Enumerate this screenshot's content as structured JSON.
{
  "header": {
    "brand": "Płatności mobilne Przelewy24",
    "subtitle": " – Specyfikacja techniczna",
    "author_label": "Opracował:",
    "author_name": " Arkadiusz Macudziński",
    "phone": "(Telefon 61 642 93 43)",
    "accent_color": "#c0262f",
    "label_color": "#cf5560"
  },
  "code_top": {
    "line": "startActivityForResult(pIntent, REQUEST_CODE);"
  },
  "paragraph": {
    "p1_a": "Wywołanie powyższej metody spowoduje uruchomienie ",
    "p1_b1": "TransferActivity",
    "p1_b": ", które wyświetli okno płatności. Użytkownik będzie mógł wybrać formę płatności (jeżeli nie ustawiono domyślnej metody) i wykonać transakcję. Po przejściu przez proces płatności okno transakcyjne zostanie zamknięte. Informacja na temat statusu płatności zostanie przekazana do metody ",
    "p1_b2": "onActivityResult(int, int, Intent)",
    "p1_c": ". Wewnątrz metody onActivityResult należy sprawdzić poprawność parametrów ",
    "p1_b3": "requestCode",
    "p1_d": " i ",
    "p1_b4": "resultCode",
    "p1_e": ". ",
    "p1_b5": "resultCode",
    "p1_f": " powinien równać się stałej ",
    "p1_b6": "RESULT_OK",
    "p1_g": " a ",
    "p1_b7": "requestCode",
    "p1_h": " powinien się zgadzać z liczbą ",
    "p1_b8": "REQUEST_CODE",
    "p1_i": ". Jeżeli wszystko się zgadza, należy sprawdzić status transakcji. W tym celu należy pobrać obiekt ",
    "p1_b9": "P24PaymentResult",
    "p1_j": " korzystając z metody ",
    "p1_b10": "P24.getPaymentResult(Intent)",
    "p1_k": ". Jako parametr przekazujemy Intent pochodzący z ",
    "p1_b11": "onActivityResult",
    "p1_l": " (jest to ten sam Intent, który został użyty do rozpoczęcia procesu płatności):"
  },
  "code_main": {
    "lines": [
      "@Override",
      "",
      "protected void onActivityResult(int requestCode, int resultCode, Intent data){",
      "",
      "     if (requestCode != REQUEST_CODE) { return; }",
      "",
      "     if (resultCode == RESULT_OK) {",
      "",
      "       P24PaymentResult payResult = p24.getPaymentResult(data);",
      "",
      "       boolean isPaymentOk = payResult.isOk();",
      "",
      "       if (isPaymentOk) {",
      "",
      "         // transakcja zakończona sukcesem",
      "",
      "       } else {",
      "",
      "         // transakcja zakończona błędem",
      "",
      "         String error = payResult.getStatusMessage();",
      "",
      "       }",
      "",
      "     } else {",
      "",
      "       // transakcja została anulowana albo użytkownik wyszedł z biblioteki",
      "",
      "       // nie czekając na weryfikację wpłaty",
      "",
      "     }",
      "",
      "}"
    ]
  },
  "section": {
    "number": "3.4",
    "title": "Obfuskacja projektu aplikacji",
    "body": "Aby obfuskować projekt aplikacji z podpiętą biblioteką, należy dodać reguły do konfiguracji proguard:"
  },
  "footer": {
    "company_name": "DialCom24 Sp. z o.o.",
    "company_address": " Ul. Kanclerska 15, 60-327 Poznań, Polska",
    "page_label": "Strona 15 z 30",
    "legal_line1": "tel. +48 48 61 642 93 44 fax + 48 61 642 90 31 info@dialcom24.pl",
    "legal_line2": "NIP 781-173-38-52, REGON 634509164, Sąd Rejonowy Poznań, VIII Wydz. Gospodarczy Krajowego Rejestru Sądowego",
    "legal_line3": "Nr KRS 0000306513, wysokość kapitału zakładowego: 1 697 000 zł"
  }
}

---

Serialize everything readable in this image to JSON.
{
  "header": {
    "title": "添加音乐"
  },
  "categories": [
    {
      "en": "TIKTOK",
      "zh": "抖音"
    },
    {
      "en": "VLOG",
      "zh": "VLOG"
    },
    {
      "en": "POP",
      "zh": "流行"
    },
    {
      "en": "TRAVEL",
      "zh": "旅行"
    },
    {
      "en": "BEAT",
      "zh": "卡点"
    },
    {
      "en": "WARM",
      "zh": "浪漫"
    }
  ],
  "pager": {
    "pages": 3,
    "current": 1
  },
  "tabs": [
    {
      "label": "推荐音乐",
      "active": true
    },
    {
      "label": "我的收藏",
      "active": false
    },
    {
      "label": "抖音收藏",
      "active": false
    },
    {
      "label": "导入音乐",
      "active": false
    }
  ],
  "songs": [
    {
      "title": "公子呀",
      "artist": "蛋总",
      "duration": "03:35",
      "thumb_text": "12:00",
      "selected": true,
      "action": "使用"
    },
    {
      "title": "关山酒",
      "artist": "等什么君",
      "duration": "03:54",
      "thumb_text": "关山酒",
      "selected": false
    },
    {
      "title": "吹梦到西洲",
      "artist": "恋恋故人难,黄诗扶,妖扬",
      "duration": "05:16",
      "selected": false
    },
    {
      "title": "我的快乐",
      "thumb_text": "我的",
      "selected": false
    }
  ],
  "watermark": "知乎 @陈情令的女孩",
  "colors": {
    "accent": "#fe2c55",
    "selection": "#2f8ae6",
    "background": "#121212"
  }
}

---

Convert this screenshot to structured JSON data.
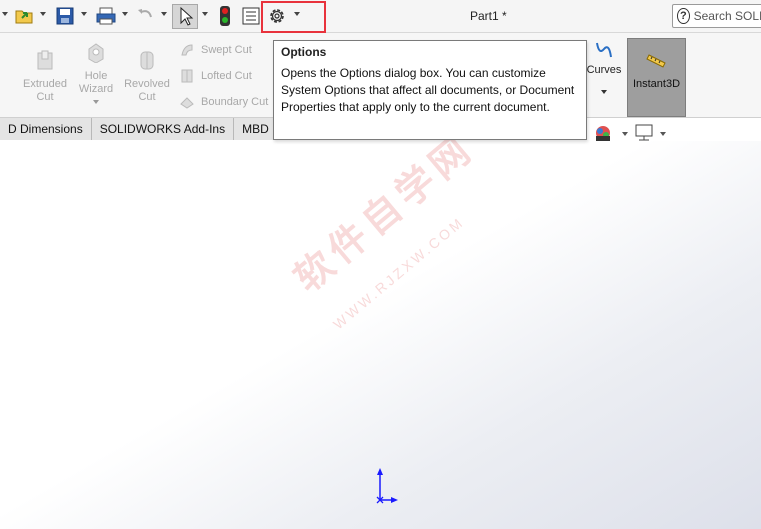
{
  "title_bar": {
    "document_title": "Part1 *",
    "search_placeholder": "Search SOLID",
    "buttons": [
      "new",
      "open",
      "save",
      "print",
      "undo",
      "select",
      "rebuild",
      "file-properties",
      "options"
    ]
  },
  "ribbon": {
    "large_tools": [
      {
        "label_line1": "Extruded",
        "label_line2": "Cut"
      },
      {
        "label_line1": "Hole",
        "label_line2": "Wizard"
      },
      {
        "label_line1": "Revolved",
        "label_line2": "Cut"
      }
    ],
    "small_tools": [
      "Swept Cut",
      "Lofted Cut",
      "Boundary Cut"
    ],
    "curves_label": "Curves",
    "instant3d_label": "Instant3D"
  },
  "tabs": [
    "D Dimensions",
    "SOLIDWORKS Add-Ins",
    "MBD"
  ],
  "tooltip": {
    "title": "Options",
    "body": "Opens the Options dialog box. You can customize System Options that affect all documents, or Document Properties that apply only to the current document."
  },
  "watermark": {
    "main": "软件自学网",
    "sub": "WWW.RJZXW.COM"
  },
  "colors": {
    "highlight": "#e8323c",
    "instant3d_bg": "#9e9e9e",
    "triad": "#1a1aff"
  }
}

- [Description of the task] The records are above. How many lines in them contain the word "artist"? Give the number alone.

- [Output] 3